Spiking U.S. mortgage rates drove down total home loan applications last week as demand for refinancing shriveled to the lowest level since November, the Mortgage Bankers Association said on Wednesday.

The swift rate rise crimps affordability, likely cutting offer prices on home sales and prolonging a housing turnaround.

Borrowing costs have soared as bond yields have risen, even as the Federal Reserve has sopped up hundreds of billions of dollars in bonds to keep rates low and stimulate the housing market.

The average 30-year fixed mortgage rate jumped 0.32 percentage point in the June 5 week to 5.57 percent. That was nearly a full point, about 100 basis points, above the record low rate of 4.61 percent in March, the trade group said.

Clearly, 50 or 100 basis points more on mortgage rates is enough to matter. It effects what people can afford to buy, said Bill Cheney, chief economist at John Hancock Financial Services in Boston.

The vast majority of mortgage activity this year has been from homeowners cutting costs with new loans at rock-bottom rates.

The Mortgage Bankers Association's seasonally adjusted index of total applications dropped 7.2 percent to a four-month low of 611.0 in the latest week.

The refinancing index slumped 11.8 percent to a nearly seven-month low of 2,605.7 last week, and refinancing accounted for about 59 percent of all applications, the lowest share since November. As recently as April, refinancings accounted for almost 80 percent of all home loan applications.

Purchasers have been slower to act in the current housing market, with some waiting in hopes that prices will fall further and others paralyzed by unemployment or wage cuts.

The more you get people making low-ball offers because they can't afford to offer any more, the less willing conventional sellers are to sell at all, Cheney said. It tends to freeze the housing market for a bit longer.

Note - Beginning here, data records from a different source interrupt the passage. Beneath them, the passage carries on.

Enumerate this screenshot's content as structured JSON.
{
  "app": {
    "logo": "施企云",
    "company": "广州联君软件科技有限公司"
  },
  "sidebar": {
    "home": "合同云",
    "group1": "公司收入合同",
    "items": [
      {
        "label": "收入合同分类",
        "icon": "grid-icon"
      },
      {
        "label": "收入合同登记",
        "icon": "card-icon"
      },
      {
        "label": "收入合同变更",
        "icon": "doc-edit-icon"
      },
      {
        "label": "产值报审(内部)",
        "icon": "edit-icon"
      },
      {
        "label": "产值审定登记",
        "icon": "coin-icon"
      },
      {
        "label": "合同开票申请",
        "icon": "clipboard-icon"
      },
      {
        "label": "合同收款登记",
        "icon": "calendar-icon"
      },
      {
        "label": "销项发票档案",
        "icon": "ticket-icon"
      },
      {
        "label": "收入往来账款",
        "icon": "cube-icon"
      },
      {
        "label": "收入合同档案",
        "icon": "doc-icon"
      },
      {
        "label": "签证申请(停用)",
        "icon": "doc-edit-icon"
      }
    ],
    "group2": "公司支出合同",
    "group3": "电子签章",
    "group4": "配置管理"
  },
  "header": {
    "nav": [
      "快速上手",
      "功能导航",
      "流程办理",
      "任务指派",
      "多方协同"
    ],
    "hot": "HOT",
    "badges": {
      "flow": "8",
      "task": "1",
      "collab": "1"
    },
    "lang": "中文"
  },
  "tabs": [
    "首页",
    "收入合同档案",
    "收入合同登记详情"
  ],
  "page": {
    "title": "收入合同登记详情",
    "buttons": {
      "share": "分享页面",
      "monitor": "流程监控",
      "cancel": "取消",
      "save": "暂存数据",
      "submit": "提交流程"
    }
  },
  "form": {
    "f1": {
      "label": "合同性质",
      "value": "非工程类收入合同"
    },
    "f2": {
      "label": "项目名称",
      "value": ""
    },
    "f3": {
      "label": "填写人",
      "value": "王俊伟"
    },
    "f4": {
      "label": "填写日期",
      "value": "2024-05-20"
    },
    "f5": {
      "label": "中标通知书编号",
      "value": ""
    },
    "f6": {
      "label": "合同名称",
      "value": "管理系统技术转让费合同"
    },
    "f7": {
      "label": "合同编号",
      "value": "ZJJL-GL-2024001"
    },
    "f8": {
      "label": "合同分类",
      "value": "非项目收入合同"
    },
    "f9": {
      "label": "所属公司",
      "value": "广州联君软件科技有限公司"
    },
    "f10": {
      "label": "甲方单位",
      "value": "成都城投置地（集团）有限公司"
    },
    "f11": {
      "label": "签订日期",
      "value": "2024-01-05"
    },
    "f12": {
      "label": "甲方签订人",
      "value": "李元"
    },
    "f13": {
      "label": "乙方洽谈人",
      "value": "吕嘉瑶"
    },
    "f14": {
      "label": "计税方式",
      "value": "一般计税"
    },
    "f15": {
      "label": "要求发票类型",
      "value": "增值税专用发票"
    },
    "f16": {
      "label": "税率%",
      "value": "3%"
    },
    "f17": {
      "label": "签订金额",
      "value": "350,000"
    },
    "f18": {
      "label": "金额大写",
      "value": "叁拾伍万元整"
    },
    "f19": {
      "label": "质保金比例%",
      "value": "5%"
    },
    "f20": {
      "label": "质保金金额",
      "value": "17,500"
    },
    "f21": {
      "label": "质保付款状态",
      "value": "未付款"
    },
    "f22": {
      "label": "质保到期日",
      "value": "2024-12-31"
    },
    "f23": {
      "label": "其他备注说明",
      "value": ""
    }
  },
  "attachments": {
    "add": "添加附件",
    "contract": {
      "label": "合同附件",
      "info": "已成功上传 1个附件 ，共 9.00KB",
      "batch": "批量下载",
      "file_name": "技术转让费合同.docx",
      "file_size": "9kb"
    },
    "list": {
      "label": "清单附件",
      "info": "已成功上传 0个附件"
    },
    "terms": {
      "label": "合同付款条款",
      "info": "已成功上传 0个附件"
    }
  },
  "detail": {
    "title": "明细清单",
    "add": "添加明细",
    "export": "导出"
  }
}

Demand for loans to buy homes was little changed last week, rising 1.1 percent to 270.7, having basically been stuck in neutral throughout the important spring sales season.

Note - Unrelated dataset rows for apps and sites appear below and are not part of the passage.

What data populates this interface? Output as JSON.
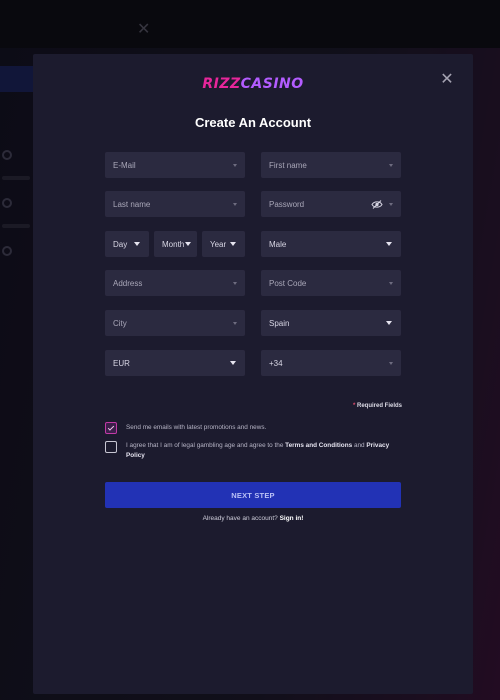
{
  "logo": {
    "part1": "RIZZ",
    "part2": "CASINO"
  },
  "title": "Create An Account",
  "fields": {
    "email": "E-Mail",
    "first_name": "First name",
    "last_name": "Last name",
    "password": "Password",
    "day": "Day",
    "month": "Month",
    "year": "Year",
    "gender": "Male",
    "address": "Address",
    "post_code": "Post Code",
    "city": "City",
    "country": "Spain",
    "currency": "EUR",
    "phone_prefix": "+34"
  },
  "required": {
    "star": "*",
    "text": "Required Fields"
  },
  "consents": {
    "promo": {
      "checked": true,
      "text": "Send me emails with latest promotions and news."
    },
    "terms": {
      "checked": false,
      "pre": "I agree that I am of legal gambling age and agree to the",
      "terms_link": "Terms and Conditions",
      "mid": "and",
      "privacy_link": "Privacy Policy"
    }
  },
  "next_button": "NEXT STEP",
  "signin": {
    "text": "Already have an account?",
    "link": "Sign in!"
  },
  "icons": [
    "close-icon",
    "eye-off-icon",
    "chevron-down-icon",
    "checkmark-icon"
  ],
  "colors": {
    "modal_bg": "#1c1b2e",
    "field_bg": "#2b2a40",
    "button": "#2232b5",
    "logo_pink": "#e7269b",
    "logo_purple": "#b35cff"
  }
}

I'm not optimistic for 2009 or 2010, Mark Goldman, real estate lecturer at San Diego State University and mortgage broker, said on Tuesday.

The swift percentage point rise in mortgage rates cuts the purchasing power of a borrower by about 10 percent, he estimated.

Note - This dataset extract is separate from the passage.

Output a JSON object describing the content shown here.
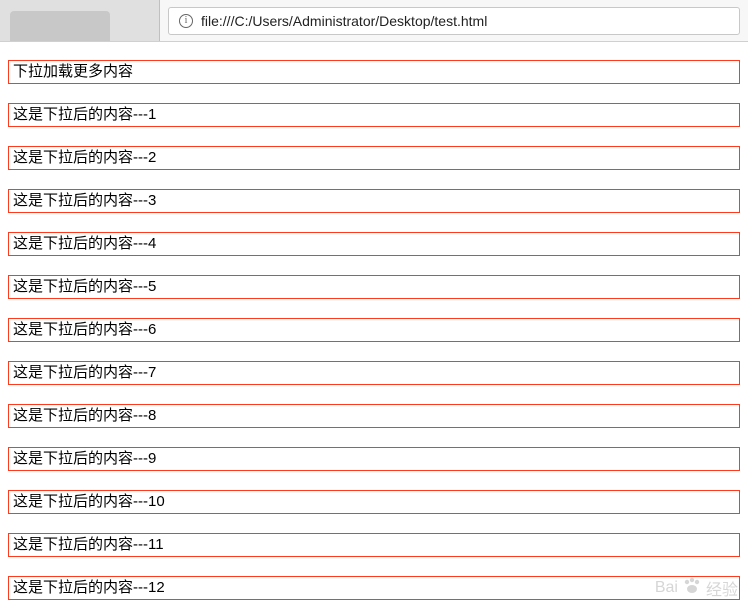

Employment is still bad, wages are still low, interest rates are up. That's going to hurt the housing market, Goldman added.

The number of U.S. jobs cut in May was the lowest level since September, but the unemployment rate rose to 9.4 percent, the highest since July 1983.

First-time buyers taking advantage of new tax credits and investors snapping up foreclosed properties at distressed levels have in recent months buttressed the hardest-hit housing market since the Great Depression.

But borrowers will foreclose in record numbers at least for another year, several industry sources, including the Mortgage Bankers Association, predict. Those homes will add to the already large supply of unsold properties and will keep pressuring prices.

Home prices on a national level have tumbled more than 32 percent from the peak three years ago, according to Standard & Poor's/Case-Shiller indexes.

Prices continue to erode on a national level, and with the rest of the economy not doing well either and the jobless rate constantly increasing, we don't see a recovery in housing on a national level coming soon, Kevin Marshall, president of Clear Capital, based in Truckee, California, said this week.

That doesn't mean there aren't values to be had out there, he added.

(Editing by Theodore d'Afflisio)